Stanford physicists have high hopes for powerful new laser
2016-04-12 15:11:44

In a lab near Stanford where physicists once smashed atoms at the end of a tunnel 2 miles long, a new generation of scientists seeks to probe matter more deeply than ever before with the most brilliant laser beam ever conceived.


On the site of countless experiments with an existing ultra-bright X-ray laser that flashes its beams at 120 times a second, the scientists are about to move far beyond that instrument and create an even more brilliant laser that will fire its luminous X-ray beams even faster — at a million pulses every second.



The beams will reveal the atomic structure of matter so closely they will show the molecular movements of living matter such as viruses and the atoms of solids in motion such as the metals in jet planes. What researchers learn could bring progress in fighting disease, constructing planes or developing electrical circuits, they say, adding that the beams could even reveal the inner cores of the solar system’s planets.


“We’re already creating beams of incredible peak brightness,” said Mike Dunne, a plasma physicist and director of the 7-year-old X-ray laser center. “Now we’re ready to build a new one that’s incredibly faster and 10,000 times brighter.”


Aiding breakthroughs 


Work on the X-ray laser began Monday at the Department of Energy’s SLAC National Accelerator Center, 3 miles west of Stanford University. The ultimate cost is $1 billion, paid for by the U.S. Department of Energy. It is expected to be completed in 2020. In contrast, the first laser cost $416 million to build.


The existing laser is called the Linac Coherent Light Source, or LCLS, and scientists have high hopes for what the new laser, dubbed LCLS-II, will achieve. It could lead to a new understanding of how the sun works, how planets were formed, and how to understand astrophysical conditions of extreme temperatures and pressures, Dunne said.


And even more important to everyday life, the new laser’s penetrating beams will be able to reveal processes in the natural world to aid medical research, he said: the reproduction cycles of proteins, the activity of human cells as they reproduce, and even the twin mechanisms of drugs like morphine that both relieve pain and induce addiction.
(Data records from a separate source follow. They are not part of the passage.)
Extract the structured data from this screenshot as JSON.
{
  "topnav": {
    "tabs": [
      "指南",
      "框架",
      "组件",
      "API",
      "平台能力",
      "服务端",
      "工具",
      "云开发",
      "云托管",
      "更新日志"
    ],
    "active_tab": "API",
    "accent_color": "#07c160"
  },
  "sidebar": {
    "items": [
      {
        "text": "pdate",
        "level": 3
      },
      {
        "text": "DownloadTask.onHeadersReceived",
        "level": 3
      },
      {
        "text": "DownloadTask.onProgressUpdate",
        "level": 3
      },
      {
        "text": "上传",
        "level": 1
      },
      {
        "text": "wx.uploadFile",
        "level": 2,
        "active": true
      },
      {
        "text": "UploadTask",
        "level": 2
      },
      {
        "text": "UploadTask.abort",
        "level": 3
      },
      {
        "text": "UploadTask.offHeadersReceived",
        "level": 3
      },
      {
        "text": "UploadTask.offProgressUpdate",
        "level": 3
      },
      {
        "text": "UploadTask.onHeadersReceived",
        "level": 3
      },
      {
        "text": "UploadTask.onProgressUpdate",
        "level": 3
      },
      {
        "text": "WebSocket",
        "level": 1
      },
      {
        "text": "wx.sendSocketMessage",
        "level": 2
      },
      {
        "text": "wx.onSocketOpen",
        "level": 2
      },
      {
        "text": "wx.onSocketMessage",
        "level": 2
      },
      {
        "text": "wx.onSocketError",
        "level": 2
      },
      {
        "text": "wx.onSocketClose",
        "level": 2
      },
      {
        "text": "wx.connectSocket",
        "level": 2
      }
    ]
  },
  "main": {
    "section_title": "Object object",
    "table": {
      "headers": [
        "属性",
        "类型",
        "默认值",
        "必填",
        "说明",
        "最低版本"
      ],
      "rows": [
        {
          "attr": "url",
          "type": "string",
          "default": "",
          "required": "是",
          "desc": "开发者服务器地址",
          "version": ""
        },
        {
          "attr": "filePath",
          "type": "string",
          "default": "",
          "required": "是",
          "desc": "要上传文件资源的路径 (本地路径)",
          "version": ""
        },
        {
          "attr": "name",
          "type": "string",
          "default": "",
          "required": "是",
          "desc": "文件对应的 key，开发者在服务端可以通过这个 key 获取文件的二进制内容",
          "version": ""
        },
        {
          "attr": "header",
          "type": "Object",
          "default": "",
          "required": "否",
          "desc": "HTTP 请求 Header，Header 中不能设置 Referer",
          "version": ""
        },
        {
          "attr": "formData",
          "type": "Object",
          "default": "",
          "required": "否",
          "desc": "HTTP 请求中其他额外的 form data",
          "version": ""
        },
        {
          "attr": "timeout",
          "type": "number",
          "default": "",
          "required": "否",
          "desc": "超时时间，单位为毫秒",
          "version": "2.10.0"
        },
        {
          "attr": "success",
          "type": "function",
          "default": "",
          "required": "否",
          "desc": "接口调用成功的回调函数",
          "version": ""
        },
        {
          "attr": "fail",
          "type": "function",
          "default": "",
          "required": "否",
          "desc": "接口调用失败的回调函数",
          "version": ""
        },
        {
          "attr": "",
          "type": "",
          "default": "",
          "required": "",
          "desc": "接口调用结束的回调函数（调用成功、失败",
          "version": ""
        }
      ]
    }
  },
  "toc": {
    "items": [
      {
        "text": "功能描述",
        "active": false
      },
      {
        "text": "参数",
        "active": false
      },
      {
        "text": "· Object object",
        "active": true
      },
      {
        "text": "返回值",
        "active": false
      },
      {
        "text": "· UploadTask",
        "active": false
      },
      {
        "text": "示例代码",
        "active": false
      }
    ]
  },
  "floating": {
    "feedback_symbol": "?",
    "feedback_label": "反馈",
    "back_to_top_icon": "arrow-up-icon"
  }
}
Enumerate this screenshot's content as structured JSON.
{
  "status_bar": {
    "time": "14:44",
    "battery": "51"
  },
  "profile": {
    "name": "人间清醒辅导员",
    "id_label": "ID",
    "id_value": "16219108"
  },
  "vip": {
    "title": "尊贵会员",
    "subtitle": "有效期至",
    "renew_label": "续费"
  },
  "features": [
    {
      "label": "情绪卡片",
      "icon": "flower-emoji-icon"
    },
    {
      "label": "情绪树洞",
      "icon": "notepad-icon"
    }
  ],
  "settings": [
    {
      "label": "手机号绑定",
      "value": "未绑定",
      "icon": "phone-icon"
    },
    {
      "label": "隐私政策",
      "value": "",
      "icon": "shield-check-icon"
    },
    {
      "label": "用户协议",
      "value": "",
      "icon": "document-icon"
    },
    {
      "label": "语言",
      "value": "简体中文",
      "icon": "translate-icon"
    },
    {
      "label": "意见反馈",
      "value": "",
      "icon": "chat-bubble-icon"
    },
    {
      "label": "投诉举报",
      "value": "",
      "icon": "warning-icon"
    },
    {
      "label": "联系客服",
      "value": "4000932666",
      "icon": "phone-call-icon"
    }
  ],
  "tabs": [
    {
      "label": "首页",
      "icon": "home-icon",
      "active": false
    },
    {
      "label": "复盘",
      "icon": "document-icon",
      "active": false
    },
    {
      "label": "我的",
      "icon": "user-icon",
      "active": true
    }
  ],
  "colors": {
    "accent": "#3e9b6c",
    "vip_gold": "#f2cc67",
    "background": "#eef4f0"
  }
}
For example, Felicie Albert, a French-born plasma physicist from the Lawrence Livermore National Laboratory, is aiming the light of the current X-ray laser, coupled with a battery of optical lasers, to heat iron atoms that are found in the sun’s interior and in cores of planets such as Earth.


With the X-ray laser’s intense heat and pressure, Albert is studying the transformation of those iron atoms, and with the much more brilliant energy of the new X-ray laser’s beams, she hopes to understand the behavior of other elements in the cores of the sun and far distant planets such as Uranus and Neptune.


“You cannot find the combination of a bright X-ray source with high-power optical lasers anywhere in the world right now,” she said, “which is why I chose to do my experiments here.”


Working even harder 


Nearby, at another instrument station, physicist Andy Aquila leads a team probing biological matter of all kinds — from the DNA of proteins to the molecular machinery of the rice dwarf virus, a dangerous pest that destroys entire plantations of Japanese and Chinese rice in a single season. Understanding the mechanism of viral infection is the first step toward defeating it, Aquila explained.

“The laser’s our biological workhorse, and the new one will work even harder,” he said.


For decades, physicists had worked on this campus blasting atoms with high-speed beams of electrons to reveal the identities of the mysterious subnuclear particles that make up all the matter of the universe. Six physicists won Nobel prizes for their discoveries with that powerful machine, the first Stanford Linear Accelerator.